  • #8

    Great efford!!!

  • #9

    Thank you guys for the analysis and your comments. AppreciatedLaughing!

  • #10

    I thought f6 looked a bit suspect at first but the computer didn't swing in its evaluation.  In this case it would be psychologically brilliant as it would force white to find a refutation that isn't there.  Though yeah all pawn moves are critical as they permanently change the nature of the position. 

    My original criticism of the move was that it weakens g6 making h5 or h6 not viable for some time.  In the event of e5 the queen is on the second rank and could parry checks though looks a little too open for me. My plan from here as black would be to occupy a central square with the queen, keep the king away from checks, force a favorable queen trade if possible, improve little by little and advance pawns when I can.  Remember, the e-pawn is the critical potential passer. 

  • #11

    Which was the best move for white instead of 10.exd5?

  • #12

    10.ed is theory

  • #13
    thegeneral14 wrote:

    Which was the best move for white instead of 10.exd5?

    10. exd5 is ok

    11. Nxd5 Nxd5 ?!

    better would be 11. Nxd5 Nxc6 12.Bd4 and the exchange sac of the rook in this line should be declined by white . you can watch the fighting dragon series on chess.com ... nice video series .

  • #14

    I've played blitz in this variation before. black sacs a rook but eventually white has to give up his Q for a rook. Eventually a 2R v. Q eventually which according to some masters is =+, but White has the most practical chances.
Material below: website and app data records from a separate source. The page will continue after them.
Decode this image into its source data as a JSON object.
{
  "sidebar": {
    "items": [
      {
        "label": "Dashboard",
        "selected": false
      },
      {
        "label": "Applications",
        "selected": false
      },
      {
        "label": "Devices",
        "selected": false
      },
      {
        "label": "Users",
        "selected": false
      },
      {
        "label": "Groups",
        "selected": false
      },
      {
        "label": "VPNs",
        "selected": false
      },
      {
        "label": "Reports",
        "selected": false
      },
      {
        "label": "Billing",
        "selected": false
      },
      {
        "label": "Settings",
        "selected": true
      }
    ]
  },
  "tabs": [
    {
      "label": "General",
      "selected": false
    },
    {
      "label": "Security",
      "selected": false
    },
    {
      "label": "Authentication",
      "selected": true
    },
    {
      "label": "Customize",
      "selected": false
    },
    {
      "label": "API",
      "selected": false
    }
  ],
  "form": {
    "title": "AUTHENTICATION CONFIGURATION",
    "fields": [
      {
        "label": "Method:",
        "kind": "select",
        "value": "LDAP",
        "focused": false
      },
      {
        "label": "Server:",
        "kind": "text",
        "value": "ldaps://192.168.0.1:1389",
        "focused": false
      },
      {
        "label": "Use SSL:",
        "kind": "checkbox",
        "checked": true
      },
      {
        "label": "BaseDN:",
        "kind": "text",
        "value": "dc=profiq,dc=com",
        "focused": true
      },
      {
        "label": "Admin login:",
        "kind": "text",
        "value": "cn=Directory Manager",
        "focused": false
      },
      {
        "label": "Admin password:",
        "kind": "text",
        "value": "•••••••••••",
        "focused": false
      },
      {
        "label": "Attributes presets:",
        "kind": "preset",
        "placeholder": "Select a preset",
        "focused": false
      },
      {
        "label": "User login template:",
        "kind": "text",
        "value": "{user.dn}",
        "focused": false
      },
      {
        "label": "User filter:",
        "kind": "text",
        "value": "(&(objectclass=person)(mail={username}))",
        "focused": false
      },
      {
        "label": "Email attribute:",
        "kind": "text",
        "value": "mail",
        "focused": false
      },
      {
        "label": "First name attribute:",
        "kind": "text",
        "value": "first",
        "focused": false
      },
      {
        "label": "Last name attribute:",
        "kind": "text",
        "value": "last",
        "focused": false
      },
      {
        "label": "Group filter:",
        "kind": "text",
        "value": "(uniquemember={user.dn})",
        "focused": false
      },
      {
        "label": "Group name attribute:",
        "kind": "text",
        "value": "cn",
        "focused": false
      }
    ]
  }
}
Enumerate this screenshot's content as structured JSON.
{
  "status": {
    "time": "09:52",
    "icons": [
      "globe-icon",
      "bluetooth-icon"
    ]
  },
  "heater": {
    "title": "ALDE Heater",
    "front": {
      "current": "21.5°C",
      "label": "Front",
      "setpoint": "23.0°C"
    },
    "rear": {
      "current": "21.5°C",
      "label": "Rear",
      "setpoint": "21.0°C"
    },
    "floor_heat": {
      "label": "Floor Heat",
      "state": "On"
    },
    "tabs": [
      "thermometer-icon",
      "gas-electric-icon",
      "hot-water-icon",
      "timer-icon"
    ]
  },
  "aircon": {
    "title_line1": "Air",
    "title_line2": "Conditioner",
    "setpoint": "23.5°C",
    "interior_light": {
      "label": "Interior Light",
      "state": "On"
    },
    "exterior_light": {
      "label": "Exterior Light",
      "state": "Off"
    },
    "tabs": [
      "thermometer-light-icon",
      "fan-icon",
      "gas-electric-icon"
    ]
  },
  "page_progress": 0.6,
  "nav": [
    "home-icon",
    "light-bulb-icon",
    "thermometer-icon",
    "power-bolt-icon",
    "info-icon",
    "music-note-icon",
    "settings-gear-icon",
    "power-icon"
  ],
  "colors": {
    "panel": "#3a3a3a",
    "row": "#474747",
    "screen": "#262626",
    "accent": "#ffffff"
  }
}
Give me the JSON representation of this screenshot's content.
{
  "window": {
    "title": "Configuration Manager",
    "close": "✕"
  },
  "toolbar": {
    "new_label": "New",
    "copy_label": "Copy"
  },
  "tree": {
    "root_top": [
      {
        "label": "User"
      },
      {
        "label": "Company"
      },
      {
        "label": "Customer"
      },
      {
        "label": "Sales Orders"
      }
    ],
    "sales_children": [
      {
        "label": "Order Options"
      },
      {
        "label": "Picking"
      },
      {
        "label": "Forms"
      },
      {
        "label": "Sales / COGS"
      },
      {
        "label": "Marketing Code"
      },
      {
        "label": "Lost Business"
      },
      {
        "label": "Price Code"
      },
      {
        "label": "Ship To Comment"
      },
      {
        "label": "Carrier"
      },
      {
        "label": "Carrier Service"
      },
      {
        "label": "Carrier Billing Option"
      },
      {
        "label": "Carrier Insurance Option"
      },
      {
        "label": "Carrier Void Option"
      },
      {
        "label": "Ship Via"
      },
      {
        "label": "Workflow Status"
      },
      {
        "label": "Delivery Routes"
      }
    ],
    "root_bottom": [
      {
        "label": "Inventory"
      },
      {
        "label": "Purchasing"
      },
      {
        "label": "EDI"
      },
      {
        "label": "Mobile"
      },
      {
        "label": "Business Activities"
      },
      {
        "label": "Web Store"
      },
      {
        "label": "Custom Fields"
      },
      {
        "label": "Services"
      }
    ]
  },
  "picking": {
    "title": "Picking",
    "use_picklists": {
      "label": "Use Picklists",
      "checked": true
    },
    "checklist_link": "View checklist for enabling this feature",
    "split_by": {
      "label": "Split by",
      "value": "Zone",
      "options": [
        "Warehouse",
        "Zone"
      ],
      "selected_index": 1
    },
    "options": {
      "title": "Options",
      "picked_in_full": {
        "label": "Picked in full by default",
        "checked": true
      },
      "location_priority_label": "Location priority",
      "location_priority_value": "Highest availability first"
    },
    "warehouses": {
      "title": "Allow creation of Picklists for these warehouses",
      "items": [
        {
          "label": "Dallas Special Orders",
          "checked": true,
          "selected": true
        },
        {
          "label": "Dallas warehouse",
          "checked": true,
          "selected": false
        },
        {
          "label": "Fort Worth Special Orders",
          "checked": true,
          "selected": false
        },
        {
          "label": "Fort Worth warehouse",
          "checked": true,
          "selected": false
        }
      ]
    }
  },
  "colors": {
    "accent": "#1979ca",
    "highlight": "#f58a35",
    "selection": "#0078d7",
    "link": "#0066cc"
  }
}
    I always forget the mainline and allow d5, so I have to study those things, u know.


Online Now